For detailed information on these methods (and more), see the external resource links at the bottom of this page.Suggested further preparation:
Native seed mixes establish differently than lawn/turf grasses: instead of germinating all at once, they come up gradually throughout the growing season (some even in the next year). We recommend adding a nurse crop (cover crop) to the mix. Quickly germinating nurse crops should hold soil and moisture in place and restrict weed growth.
Below is a table of nurse crops we have found to work well. We do not recommend Annual rye grass as a nurse crop because it outcompetes native seeds.
|Common||Species||Use for planting in:||Mix||Notes:|
|Hard fescue||Festuca brevipila||Fall, Winter|
|3-5 lbs/a; 20%||Weak competitors; do not interfere with native grasses. Shade tolerant.|
|Sheep fescue||Festuca ovina||Fall, Winter|

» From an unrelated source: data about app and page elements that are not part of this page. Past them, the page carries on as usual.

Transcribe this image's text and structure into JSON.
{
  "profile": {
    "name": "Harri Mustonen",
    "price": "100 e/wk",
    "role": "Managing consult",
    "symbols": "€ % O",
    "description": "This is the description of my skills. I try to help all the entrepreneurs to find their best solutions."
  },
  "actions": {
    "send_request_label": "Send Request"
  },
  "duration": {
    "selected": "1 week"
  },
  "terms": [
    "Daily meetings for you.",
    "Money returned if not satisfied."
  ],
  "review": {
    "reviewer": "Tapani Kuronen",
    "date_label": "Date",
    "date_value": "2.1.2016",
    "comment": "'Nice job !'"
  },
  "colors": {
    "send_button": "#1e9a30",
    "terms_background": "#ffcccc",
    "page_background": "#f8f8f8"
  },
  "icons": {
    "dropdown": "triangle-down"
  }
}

|3-5 lbs/a; 20%|
|Secale cereale||Early Spring or Fall||30 lbs/a; 50%||Grows 3-4′ tall, but weaker competitor than annual rye grass; better choice despite height. High salt tolerance.|
|Perennial rye||Lolium perenne||Spring – Summer||5-50 lbs/a; 20-50%||Shorter rye; lasts about 2 years, then dies out.|
|Millet (foxtail or German)||Setaria italica||Spring – Summer||5-50 lbs/a; 20-50%||Good germination; dies off with frost; does not tolerate mowing.|